▶ [Work task]: Please reproduce the entire listing, character for character.

▶ [Data for this exercise]:

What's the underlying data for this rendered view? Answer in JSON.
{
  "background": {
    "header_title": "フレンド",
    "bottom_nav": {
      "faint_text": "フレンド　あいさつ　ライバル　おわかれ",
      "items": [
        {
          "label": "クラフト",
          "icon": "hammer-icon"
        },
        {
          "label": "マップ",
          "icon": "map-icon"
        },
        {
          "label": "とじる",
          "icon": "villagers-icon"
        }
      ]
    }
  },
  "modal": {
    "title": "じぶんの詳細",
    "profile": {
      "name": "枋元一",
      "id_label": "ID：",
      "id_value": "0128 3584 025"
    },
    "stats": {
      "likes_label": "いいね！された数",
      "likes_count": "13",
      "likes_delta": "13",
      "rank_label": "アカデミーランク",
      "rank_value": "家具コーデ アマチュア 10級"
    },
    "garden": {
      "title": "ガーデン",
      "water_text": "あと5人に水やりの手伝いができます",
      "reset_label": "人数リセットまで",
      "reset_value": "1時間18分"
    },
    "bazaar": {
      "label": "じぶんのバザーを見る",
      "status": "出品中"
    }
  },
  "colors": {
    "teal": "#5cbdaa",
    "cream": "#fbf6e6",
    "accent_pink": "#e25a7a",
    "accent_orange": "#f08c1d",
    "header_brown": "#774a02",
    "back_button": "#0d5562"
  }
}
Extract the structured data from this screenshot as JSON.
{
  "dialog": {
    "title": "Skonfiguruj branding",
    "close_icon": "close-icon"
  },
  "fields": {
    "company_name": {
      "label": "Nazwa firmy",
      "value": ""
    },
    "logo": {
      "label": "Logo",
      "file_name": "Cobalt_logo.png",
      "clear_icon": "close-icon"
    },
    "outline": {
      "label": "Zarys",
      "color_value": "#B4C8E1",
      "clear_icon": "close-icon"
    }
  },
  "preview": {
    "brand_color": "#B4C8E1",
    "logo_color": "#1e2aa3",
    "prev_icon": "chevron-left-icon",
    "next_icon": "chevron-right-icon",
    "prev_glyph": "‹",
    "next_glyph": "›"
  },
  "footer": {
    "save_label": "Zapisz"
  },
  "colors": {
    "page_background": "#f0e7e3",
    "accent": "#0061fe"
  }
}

▶ [Your solution]:
What's the underlying data for this rendered view? Answer in JSON.
{
  "background": {
    "header_title": "フレンド",
    "bottom_nav": {
      "faint_text": "フレンド　あいさつ　ライバル　おわかれ",
      "items": [
        {
          "label": "クラフト",
          "icon": "hammer-icon"
        },
        {
          "label": "マップ",
          "icon": "map-icon"
        },
        {
          "label": "とじる",
          "icon": "villagers-icon"
        }
      ]
    }
  },
  "modal": {
    "title": "じぶんの詳細",
    "profile": {
      "name": "枋元一",
      "id_label": "ID：",
      "id_value": "0128 3584 025"
    },
    "stats": {
      "likes_label": "いいね！された数",
      "likes_count": "13",
      "likes_delta": "13",
      "rank_label": "アカデミーランク",
      "rank_value": "家具コーデ アマチュア 10級"
    },
    "garden": {
      "title": "ガーデン",
      "water_text": "あと5人に水やりの手伝いができます",
      "reset_label": "人数リセットまで",
      "reset_value": "1時間18分"
    },
    "bazaar": {
      "label": "じぶんのバザーを見る",
      "status": "出品中"
    }
  },
  "colors": {
    "teal": "#5cbdaa",
    "cream": "#fbf6e6",
    "accent_pink": "#e25a7a",
    "accent_orange": "#f08c1d",
    "header_brown": "#774a02",
    "back_button": "#0d5562"
  }
}
Extract the structured data from this screenshot as JSON.
{
  "dialog": {
    "title": "Skonfiguruj branding",
    "close_icon": "close-icon"
  },
  "fields": {
    "company_name": {
      "label": "Nazwa firmy",
      "value": ""
    },
    "logo": {
      "label": "Logo",
      "file_name": "Cobalt_logo.png",
      "clear_icon": "close-icon"
    },
    "outline": {
      "label": "Zarys",
      "color_value": "#B4C8E1",
      "clear_icon": "close-icon"
    }
  },
  "preview": {
    "brand_color": "#B4C8E1",
    "logo_color": "#1e2aa3",
    "prev_icon": "chevron-left-icon",
    "next_icon": "chevron-right-icon",
    "prev_glyph": "‹",
    "next_glyph": "›"
  },
  "footer": {
    "save_label": "Zapisz"
  },
  "colors": {
    "page_background": "#f0e7e3",
    "accent": "#0061fe"
  }
}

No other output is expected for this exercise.